--- Work item ---
Go through the entries below and copy each line that holds the word "price".

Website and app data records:
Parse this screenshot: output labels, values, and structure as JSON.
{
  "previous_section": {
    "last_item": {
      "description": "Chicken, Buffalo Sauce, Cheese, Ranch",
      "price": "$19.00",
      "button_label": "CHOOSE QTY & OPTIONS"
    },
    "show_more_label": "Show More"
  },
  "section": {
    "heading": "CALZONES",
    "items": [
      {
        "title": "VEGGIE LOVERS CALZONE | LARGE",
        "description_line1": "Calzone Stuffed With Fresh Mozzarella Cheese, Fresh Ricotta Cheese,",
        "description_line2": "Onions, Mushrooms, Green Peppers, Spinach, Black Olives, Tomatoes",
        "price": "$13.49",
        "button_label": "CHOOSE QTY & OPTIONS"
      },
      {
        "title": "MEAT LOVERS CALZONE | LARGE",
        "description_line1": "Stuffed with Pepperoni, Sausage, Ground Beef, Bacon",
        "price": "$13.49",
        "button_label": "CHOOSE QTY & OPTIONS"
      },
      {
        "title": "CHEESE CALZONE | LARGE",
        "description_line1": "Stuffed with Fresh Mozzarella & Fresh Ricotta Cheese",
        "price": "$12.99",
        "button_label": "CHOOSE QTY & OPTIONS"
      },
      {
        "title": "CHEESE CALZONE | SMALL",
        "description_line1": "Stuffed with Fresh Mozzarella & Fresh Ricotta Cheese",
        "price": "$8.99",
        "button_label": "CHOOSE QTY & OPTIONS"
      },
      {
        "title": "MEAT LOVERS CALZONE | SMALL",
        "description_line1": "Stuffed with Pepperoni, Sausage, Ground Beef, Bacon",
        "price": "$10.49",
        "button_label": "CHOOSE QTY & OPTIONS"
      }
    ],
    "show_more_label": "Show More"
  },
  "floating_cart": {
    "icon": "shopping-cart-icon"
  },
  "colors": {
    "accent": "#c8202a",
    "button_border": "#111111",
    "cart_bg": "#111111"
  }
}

--- Reply to the exercise ---
      "price": "$19.00",
        "price": "$13.49",
        "price": "$13.49",
        "price": "$12.99",
        "price": "$8.99",
        "price": "$10.49",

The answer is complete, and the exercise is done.